Wolverhampton Oxford Train
At direct rail we’re completely impartial and our aim is to help you find the best fare for your Wolverhampton to Oxford rail journey, quickly, securely and hassle free.
Fare types can sometimes come across a bit confusing but fear not, we make it simple for you to view the best ticket type for the journey between Wolverhampton and Oxford.
On many routes you can save on average 43% by buying your ticket in advance in comparison to buying at your local station on the day of travel. So what are you waiting for? Search for your train fares from Wolverhampton to Oxford now.
Wolverhampton is a city located in the West Midlands in England and lies to the north west of Birmingham. Also, to the north and east lies the countryside of Staffordshire and Shropshire. The city itself lies on the Midlands Plateau and at 120m above sea level it is the highest city centre in the UK. Unusually, there are no rivers within the city although several rivers rise in the city: the rivers Tame and Penk.
The city grew as a market town which focused on the woollen trade. Following the Industrial Revolution the city became a major industrial centre with coal mining, limestone mining and iron ore mining along with steel, locks, motorcycles and car production. Modern day Wolverhampton has retained some of its engineering heritage, including a large aerospace industry, and also in the service sector.
The city has a number of venues, museums and other public buildings that all lend to its cultural offering to visitors. The Grand Theatre in Wolverhampton's largest theatre which opened in 1894 and has featured the actors Charlie Chaplin and Sean Connery. It was also used by Winston Churchill. The Arena Theatre, which is part of the University of Wolverhampton, is the city's second largest theatre and hosts both amateur and professional performances.
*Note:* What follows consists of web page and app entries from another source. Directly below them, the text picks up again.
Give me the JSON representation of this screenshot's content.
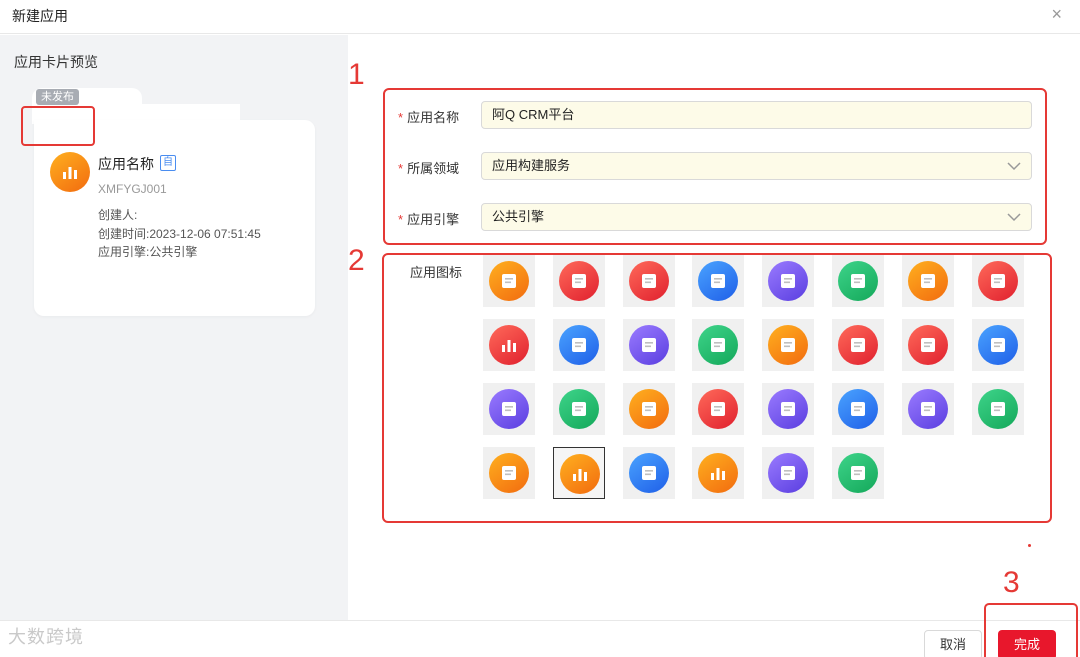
{
  "dialog": {
    "title": "新建应用",
    "close_glyph": "×"
  },
  "preview": {
    "label": "应用卡片预览",
    "status_badge": "未发布",
    "app_name": "应用名称",
    "name_tag": "自",
    "app_code": "XMFYGJ001",
    "creator": "创建人:",
    "created_time": "创建时间:2023-12-06 07:51:45",
    "engine": "应用引擎:公共引擎"
  },
  "annotations": {
    "form": "1",
    "icons": "2",
    "done": "3",
    "color": "#e53935"
  },
  "form": {
    "required_mark": "*",
    "app_name": {
      "label": "应用名称",
      "value": "阿Q CRM平台"
    },
    "domain": {
      "label": "所属领域",
      "value": "应用构建服务"
    },
    "engine": {
      "label": "应用引擎",
      "value": "公共引擎"
    },
    "icon_label": "应用图标"
  },
  "icons": [
    {
      "name": "briefcase-clock-icon",
      "from": "#ffb01f",
      "to": "#f26b0f"
    },
    {
      "name": "monitor-icon",
      "from": "#ff6a5a",
      "to": "#e0202e"
    },
    {
      "name": "clipboard-edit-icon",
      "from": "#ff6a5a",
      "to": "#e0202e"
    },
    {
      "name": "document-gear-icon",
      "from": "#4aa3ff",
      "to": "#1f5fe8"
    },
    {
      "name": "clipboard-check-icon",
      "from": "#9a7bff",
      "to": "#5a3ee0"
    },
    {
      "name": "folder-gear-icon",
      "from": "#3ed48a",
      "to": "#14a85a"
    },
    {
      "name": "clipboard-settings-icon",
      "from": "#ffb01f",
      "to": "#f26b0f"
    },
    {
      "name": "inbox-download-icon",
      "from": "#ff6a5a",
      "to": "#e0202e"
    },
    {
      "name": "bar-chart-board-icon",
      "from": "#ff6a5a",
      "to": "#e0202e"
    },
    {
      "name": "clipboard-list-icon",
      "from": "#4aa3ff",
      "to": "#1f5fe8"
    },
    {
      "name": "toolbox-icon",
      "from": "#9a7bff",
      "to": "#5a3ee0"
    },
    {
      "name": "book-icon",
      "from": "#3ed48a",
      "to": "#14a85a"
    },
    {
      "name": "checklist-gear-icon",
      "from": "#ffb01f",
      "to": "#f26b0f"
    },
    {
      "name": "medical-box-icon",
      "from": "#ff6a5a",
      "to": "#e0202e"
    },
    {
      "name": "binders-icon",
      "from": "#ff6a5a",
      "to": "#e0202e"
    },
    {
      "name": "document-lines-icon",
      "from": "#4aa3ff",
      "to": "#1f5fe8"
    },
    {
      "name": "folder-list-icon",
      "from": "#9a7bff",
      "to": "#5a3ee0"
    },
    {
      "name": "storage-box-icon",
      "from": "#3ed48a",
      "to": "#14a85a"
    },
    {
      "name": "file-text-icon",
      "from": "#ffb01f",
      "to": "#f26b0f"
    },
    {
      "name": "file-pie-icon",
      "from": "#ff6a5a",
      "to": "#e0202e"
    },
    {
      "name": "tray-user-icon",
      "from": "#9a7bff",
      "to": "#5a3ee0"
    },
    {
      "name": "document-search-icon",
      "from": "#4aa3ff",
      "to": "#1f5fe8"
    },
    {
      "name": "document-user-icon",
      "from": "#9a7bff",
      "to": "#5a3ee0"
    },
    {
      "name": "file-check-icon",
      "from": "#3ed48a",
      "to": "#14a85a"
    },
    {
      "name": "search-check-icon",
      "from": "#ffb01f",
      "to": "#f26b0f"
    },
    {
      "name": "bar-chart-icon",
      "from": "#ffb01f",
      "to": "#f26b0f",
      "selected": true
    },
    {
      "name": "document-edit-icon",
      "from": "#4aa3ff",
      "to": "#1f5fe8"
    },
    {
      "name": "bar-chart-alt-icon",
      "from": "#ffb01f",
      "to": "#f26b0f"
    },
    {
      "name": "trend-line-icon",
      "from": "#9a7bff",
      "to": "#5a3ee0"
    },
    {
      "name": "spreadsheet-icon",
      "from": "#3ed48a",
      "to": "#14a85a"
    }
  ],
  "footer": {
    "watermark": "大数跨境",
    "cancel_label": "取消",
    "done_label": "完成",
    "primary_color": "#e8172c"
  }
}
Located in the county of Oxfordshire, the city of Oxford has a rich history and is famous for being home of the prestigious Oxford University, which is made up of 38 colleges. However, there is more to Oxford than the university. You can take a stroll around the city and discover lovely tea rooms and cafes, museums, many of which are free to enter, or explore the famous Botanic Gardens. The Gardens were founded by the Earl of Danby, Henry Danvers as a physic garden in 1621, and is the oldest botanic garden in Britain. It houses a good collection of trees and plants, has tropical greenhouses, a Bog Garden and a Rock Garden. To get an overview of the city before you begin walking, try climbing up Carfax Tower in the city centre. Other views over the city are available from the University Church of St. Mary the Virgin in the High Street, and St. Michael Northgate, in Cornmarket. All of these vantage points have small admission charges. Walking tours of the city centre depart from the Oxford Visitor Information Centre (unless otherwise stated) and last between 1.5 and 2 hours. As well as introductory guided walking tours, specially themed tours are also available.